→ To do
Across all the entries below, how many lines mention the string "prompt"? Respond with a single number.

→ Data for the task

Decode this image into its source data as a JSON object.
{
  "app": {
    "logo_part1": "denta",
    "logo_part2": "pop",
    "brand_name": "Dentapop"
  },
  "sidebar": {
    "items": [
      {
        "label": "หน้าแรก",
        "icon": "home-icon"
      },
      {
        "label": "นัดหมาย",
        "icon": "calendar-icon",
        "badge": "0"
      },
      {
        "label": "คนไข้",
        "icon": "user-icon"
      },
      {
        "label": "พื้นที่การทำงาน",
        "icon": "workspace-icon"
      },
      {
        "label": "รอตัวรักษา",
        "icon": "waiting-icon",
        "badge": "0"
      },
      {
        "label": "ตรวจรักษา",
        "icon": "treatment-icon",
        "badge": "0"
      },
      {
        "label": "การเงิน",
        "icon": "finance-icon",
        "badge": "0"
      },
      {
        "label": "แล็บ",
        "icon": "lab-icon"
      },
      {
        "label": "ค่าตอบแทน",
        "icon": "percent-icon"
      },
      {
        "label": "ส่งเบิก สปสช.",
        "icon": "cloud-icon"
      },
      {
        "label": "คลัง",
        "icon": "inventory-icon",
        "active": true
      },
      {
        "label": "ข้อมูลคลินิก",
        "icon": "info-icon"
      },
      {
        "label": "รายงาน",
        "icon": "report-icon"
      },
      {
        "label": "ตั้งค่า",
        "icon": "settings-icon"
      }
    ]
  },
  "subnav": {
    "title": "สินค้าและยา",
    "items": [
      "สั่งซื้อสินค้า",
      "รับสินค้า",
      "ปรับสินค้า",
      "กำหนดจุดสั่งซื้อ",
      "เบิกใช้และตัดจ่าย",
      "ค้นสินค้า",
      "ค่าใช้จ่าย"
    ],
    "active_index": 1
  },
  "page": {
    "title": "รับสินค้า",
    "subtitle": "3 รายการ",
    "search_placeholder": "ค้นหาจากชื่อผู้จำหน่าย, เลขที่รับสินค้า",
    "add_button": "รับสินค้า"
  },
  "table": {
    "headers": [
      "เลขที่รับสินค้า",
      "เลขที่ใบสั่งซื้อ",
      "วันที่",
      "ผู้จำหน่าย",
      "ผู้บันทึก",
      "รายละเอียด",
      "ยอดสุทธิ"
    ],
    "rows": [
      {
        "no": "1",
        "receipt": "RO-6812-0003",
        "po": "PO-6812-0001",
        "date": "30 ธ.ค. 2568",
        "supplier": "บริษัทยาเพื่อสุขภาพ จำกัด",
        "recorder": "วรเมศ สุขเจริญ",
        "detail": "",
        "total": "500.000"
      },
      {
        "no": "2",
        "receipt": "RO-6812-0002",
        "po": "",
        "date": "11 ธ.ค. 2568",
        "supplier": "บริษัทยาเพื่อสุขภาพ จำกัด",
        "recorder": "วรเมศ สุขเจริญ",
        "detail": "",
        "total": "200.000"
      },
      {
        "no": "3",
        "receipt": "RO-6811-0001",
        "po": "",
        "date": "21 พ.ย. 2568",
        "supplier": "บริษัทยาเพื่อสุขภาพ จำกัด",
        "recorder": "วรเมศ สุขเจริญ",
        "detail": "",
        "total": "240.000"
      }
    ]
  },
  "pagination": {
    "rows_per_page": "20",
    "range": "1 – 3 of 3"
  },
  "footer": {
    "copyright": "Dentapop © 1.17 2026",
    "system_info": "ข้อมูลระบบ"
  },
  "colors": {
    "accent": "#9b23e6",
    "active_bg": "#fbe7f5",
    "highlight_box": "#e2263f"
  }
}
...
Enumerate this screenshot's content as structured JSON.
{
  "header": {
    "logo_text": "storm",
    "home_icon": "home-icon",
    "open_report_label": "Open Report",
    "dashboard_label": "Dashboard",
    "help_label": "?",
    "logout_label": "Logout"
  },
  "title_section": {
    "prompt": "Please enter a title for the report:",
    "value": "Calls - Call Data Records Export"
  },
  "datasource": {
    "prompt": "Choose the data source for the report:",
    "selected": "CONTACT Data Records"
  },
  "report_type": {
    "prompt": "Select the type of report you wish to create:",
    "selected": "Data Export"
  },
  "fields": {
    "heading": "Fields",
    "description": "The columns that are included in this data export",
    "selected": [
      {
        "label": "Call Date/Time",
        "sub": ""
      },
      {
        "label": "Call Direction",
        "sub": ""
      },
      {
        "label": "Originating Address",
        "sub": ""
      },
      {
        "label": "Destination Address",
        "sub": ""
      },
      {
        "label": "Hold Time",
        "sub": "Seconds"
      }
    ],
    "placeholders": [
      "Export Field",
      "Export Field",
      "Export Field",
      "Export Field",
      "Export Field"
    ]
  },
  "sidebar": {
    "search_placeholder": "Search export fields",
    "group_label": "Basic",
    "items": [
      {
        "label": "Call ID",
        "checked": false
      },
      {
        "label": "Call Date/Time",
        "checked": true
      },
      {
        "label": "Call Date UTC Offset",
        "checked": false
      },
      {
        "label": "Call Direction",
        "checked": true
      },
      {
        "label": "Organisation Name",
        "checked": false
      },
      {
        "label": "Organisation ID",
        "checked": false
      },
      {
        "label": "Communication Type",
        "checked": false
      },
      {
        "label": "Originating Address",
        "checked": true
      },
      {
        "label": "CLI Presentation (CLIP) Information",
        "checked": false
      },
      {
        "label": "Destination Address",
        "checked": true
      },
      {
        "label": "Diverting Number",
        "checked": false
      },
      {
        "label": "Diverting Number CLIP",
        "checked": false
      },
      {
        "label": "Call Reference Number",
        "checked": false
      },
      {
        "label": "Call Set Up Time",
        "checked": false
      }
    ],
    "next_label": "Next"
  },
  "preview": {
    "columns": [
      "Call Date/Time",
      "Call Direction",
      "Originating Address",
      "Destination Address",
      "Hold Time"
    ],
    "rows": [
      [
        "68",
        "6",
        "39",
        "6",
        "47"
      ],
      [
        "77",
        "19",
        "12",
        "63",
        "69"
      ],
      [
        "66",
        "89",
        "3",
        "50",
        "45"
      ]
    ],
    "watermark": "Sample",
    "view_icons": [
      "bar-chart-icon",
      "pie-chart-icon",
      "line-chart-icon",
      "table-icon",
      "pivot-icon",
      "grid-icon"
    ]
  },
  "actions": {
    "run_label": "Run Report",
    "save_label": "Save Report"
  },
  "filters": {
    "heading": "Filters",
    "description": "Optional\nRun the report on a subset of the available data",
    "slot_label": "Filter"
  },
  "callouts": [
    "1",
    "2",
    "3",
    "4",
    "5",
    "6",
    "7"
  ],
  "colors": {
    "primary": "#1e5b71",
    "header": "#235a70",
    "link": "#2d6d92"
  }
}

→ Response box
3